I also modified it a bit because I’m lazy. I followed the recipe word-for-word a good few times then started slacking off on some bits – I don’t think the quality of the bread changed that much at all.
- 450g of strong white bread flour (or pre-seeded flour)
- about 350ml of water (although I’m careful adding the last 10-20ml)
- 1/2 tsp of instant yeast
- 1 tsp of salt
1. In a large bowl, I mix together the 450g of flour, 1/2 tsp of yeast & 1tsp of salt. Then I add the 350ml of water but I’m careful about adding the last 10-20ml in case I don’t need it all. The original recipe says the dough should be shaggy and sticky but I found this really hard to work with later on, so I leave well mixed but a little firmer. Then I cover the bowl and leave to rest for at least 12 hours. I tend to start them in the early evening and since I’m not an early riser, it’s usually 14-16 hours before I go back to it.

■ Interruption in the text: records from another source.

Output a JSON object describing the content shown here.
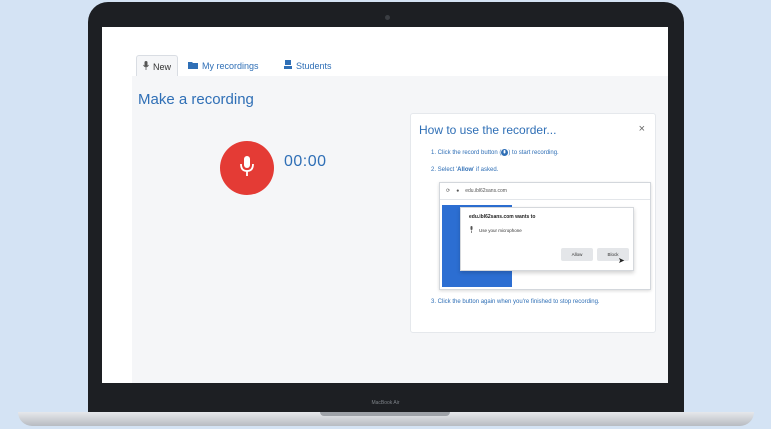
{
  "tabs": [
    {
      "label": "New",
      "icon": "microphone-icon",
      "active": true
    },
    {
      "label": "My recordings",
      "icon": "folder-icon",
      "active": false
    },
    {
      "label": "Students",
      "icon": "student-icon",
      "active": false
    }
  ],
  "main": {
    "title": "Make a recording",
    "timer": "00:00"
  },
  "help": {
    "title": "How to use the recorder...",
    "close": "×",
    "step1_a": "1. Click the record button (",
    "step1_b": ") to start recording.",
    "step2_a": "2. Select '",
    "step2_allow": "Allow",
    "step2_b": "' if asked.",
    "step3": "3. Click the button again when you're finished to stop recording."
  },
  "browser_prompt": {
    "url": "edu.ibl62sans.com",
    "dialog_title": "edu.ibl62sans.com wants to",
    "permission": "Use your microphone",
    "allow": "Allow",
    "block": "Block"
  },
  "device": {
    "model": "MacBook Air"
  },
  "colors": {
    "accent": "#2f6fb6",
    "record": "#e43b35",
    "background": "#d4e3f4"
  }
}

2. After the long rising session, the dough is pleasantly puffy, with visible bubbles. It needs folding over on itself next – the nearest thing to kneading in this recipe. The original NYTimes recipe suggested tipping it out onto a floured board and I do this sometimes but other times I’m lazy – my bowl has a really wide base and I can fold it pretty well in there. After that, the NYTimes recipe calls for it to be put in a proofing bowl/bowl with a cloth in it but when I tried that, admittedly when I was going for a stickier dough to start with, it was a pain in the arse. Leaving it for another 2 hours in my covered mixing bowl had roughly the same effect and was a lot easier – the extra benefit wasn’t worth the extra effort for me. After letting it rest for a while after the folding, I just reshape it a bit then leave it in the bowl again.
3. About 15 mins before the dough is ready, I preheat the oven to 230C, with my cast iron casserole (with lid) in there to heat up. My casserole is pretty wide, giving us a low wide loaf – I’m looking out for a smaller diameter one so we can make rounder loaves. When both the oven and the pan are hot (the pan has to be super hot or the bread sticks to the bottom rather than sliding out easily), I scoop the dough into the pan and wiggle it a bit so the dough is reasonably evenly distributed around the pan. The lid stays on for the first 20-30 minutes of baking – until the dough has risen nicely into a dome and the beginnings of a crust has formed, then the lid comes off for the next 15-20 minutes, to allow that crust to brown.
John was surprised how easy it is to make identical loaves – in terms of shape and goldenness – using this method.
(As an experiment, I tried cooking it in a bread tin rather than the fills-the-whole-oven casserole. It worked well just the crust was a little chewier.)
Have you made this? What did you think? I’d love to hear your thoughts!